__ABOUT THIS TASK__
The listing below is to be copied exactly, with pictures excluded.

- - -

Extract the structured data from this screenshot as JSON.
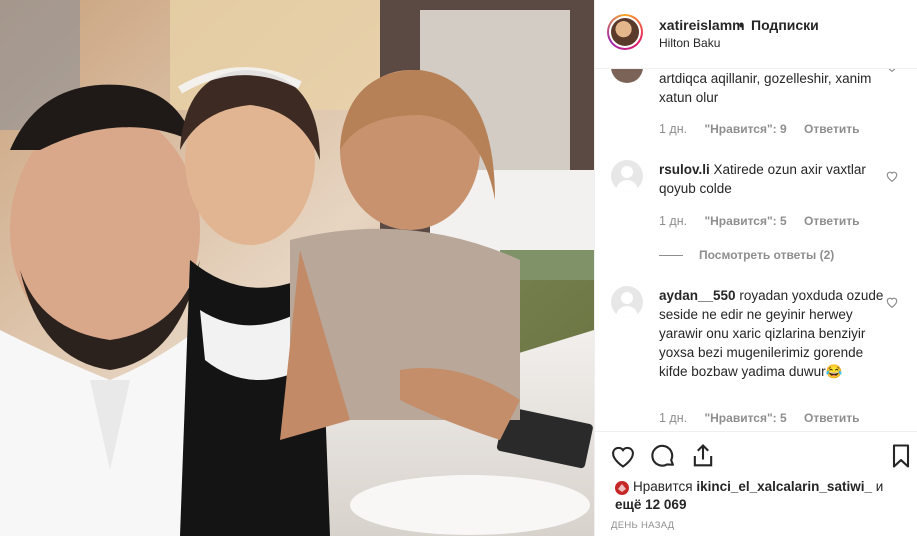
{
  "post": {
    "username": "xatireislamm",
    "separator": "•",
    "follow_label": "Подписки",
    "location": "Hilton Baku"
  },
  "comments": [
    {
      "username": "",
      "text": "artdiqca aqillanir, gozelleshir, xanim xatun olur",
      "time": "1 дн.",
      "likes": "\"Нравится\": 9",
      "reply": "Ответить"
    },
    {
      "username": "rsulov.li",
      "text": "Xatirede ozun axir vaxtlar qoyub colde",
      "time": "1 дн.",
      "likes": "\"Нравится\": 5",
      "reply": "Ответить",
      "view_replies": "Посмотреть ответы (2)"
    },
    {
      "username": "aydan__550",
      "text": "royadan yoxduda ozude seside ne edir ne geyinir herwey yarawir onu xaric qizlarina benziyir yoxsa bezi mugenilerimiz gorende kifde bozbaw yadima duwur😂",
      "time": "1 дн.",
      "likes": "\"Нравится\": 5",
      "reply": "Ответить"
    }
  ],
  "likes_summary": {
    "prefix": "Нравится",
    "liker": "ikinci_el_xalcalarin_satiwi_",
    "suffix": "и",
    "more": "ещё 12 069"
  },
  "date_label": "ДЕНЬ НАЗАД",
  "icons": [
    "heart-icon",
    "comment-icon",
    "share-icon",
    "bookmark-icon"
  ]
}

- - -

__EXERCISE RESULT__
Extract the structured data from this screenshot as JSON.
{
  "post": {
    "username": "xatireislamm",
    "separator": "•",
    "follow_label": "Подписки",
    "location": "Hilton Baku"
  },
  "comments": [
    {
      "username": "",
      "text": "artdiqca aqillanir, gozelleshir, xanim xatun olur",
      "time": "1 дн.",
      "likes": "\"Нравится\": 9",
      "reply": "Ответить"
    },
    {
      "username": "rsulov.li",
      "text": "Xatirede ozun axir vaxtlar qoyub colde",
      "time": "1 дн.",
      "likes": "\"Нравится\": 5",
      "reply": "Ответить",
      "view_replies": "Посмотреть ответы (2)"
    },
    {
      "username": "aydan__550",
      "text": "royadan yoxduda ozude seside ne edir ne geyinir herwey yarawir onu xaric qizlarina benziyir yoxsa bezi mugenilerimiz gorende kifde bozbaw yadima duwur😂",
      "time": "1 дн.",
      "likes": "\"Нравится\": 5",
      "reply": "Ответить"
    }
  ],
  "likes_summary": {
    "prefix": "Нравится",
    "liker": "ikinci_el_xalcalarin_satiwi_",
    "suffix": "и",
    "more": "ещё 12 069"
  },
  "date_label": "ДЕНЬ НАЗАД",
  "icons": [
    "heart-icon",
    "comment-icon",
    "share-icon",
    "bookmark-icon"
  ]
}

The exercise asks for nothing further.